Saturday, November 1, 2008

The Ghost Town Of Bodie, California

I've been dreading the day when I would write about Bodie, California. While it is an impressively preserved ghost town, it is heavily visited and a California state park in the bargain. The things I love about "real" ghost towns-----the challenge of getting there, the isolation in them, the total lack of anything "touristy"-----are all missing in Bodie. It has an admission fee, is only open for a few hours a day, and has hordes of tourists driving up from Yosemite to see a bit of the Old West. But at least it's an authentic ghost town-----nothing has been restored-----and the park rangers do a good job of protecting the remaining structures. If you don't mind sharing Bodie with a horde of overweight parents and their snot-nosed kids, this ghost town has a lot to recommend it. At least Bodie looks like what most people think a ghost town should look like:

Bodie is located east of Highway 395 between Yosemite National Park and the town of Bridgeport, CA; it is seven miles south of Bridgeport on 395, and the exit to the east is clearly marked. The first ten miles or so of the road to Bodie is paved, but the last three miles are gravel. The road is no problem for most passenger cars in dry weather during the summer, but mud and snow can be a problem the rest of the year------June through September is the best time to visit. The park is open all year, however, and some visit by snowmobile in the winter. The elevation here is about 8300 feet, and temperatures even in the summer can be cold, especially early or late in the day. No services other than flush toliets are available in Bodie, so be sure to have a full tank of gas and everything else you need before heading out. Drinking water is something you should definitely take, as the altitude and dry air can quickly dehydrate you as you walk around the town.

Bodie was named for Waterman Body, who discovered gold in the hills around the town site in 1859. In 1877, a major strike in the area created the second biggest gold rush in California's history, and by 1880 Bodie had grown to over 10,000 people. The shot below shows the remnants of the mining operations-----they are the gray buildings toward the left. This is where gold was extracted from the mined ore:

Bodie was a wild, lawless town. There were supposedly 65 saloons in operation, gunfights to the death were frequent (as were lynchings and other forms of vigillante justice), and even a Chinatown with opium dens. But by 1900 it also had some surprising amenities, including an opera house,
a fire department and a limited fire hydrant system, a railroad line, two newspapers, locally generated electricity, and even a semi-pro baseball team that scheduled games with teams from Reno and Aurora, Nevada.

By the late 1910s, however, the gold veins began to play out and the mines closed. People began leaving Bodie as rapidly as they arrived three decades earlier. During the 1920s and Prohibition, Bodie made a virtue of its isolation and became a center for illegal whiskey and gambling. But fate dealt Bodie a fatal blow on June 23, 1932, when a major fire, fanned by high winds, swept through the town and destroyed most of its buildings.
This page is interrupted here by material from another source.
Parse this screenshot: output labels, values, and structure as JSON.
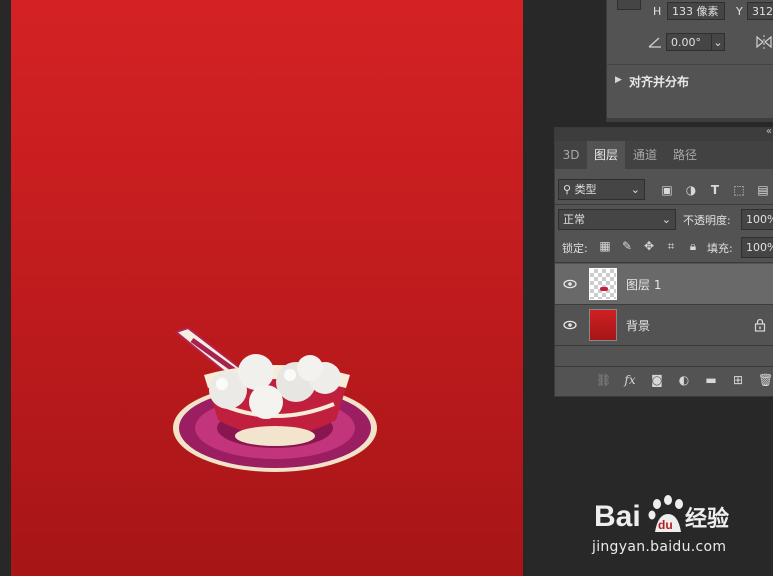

The result is a town site today that has large empty spaces between the remaining structures, as you can see below:

The 1932 fire was the killing blow to Bodie as a living town. Basic services, like electricity and fire protection, were not restored after the fire. The post office and school closed, and all but a handful of residents moved on. By the early 1950s, Bodie was completely deserted and scavengers began to tear down the surviving buildings for their lumber and brick. Fortunately, the state of California purchased the site in 1961 and added it to the state park system in 1964.

Bodie is maintained in what is called a "state of arrested decay." This means no effort has been made to restore the buildings, but steps are taken to prevent further damage to them. The photo below illustrates what is meant by "arrested decay"; the building is leaning badly, but is kept propped up so it doesn't collapse:

Perhaps the most impressive building left in Bodie is the old schoolhouse. Below is a photo I took of it on my last visit back in June, 2004. If you look carefully at the right, you can see Di and our dog Bahrnee:

Another pair of impressive structures is the post office building and an adjoining general store. In the photo below, Di, accompanied by Bahrnee, is looking into the windows of the old store; the brick building at left is the post office:

The photo below shows what was once Main Street in Bodie. All those empty spaces represent where buildings were lost in the 1932 fire.

The scavengers who descended upon Bodie in the 1950s managed to take away most of a bank building, but they couldn't take away the vault. It still stands amid the ruins:

The remaining houses in Bodie were generally owned by the last people to live in the town and were probably occupied until at least the late 1940s:

This final photo is another example of the "arrested decay" theory in action. Yes, it's an outhouse. And there's no other structure within a hundred feet of it; I guess it survived the 1932 fire while the home it was built to serve must have been destroyed. It is now lovingly preserved by the taxpayers of California. There must be some sort of lesson in that: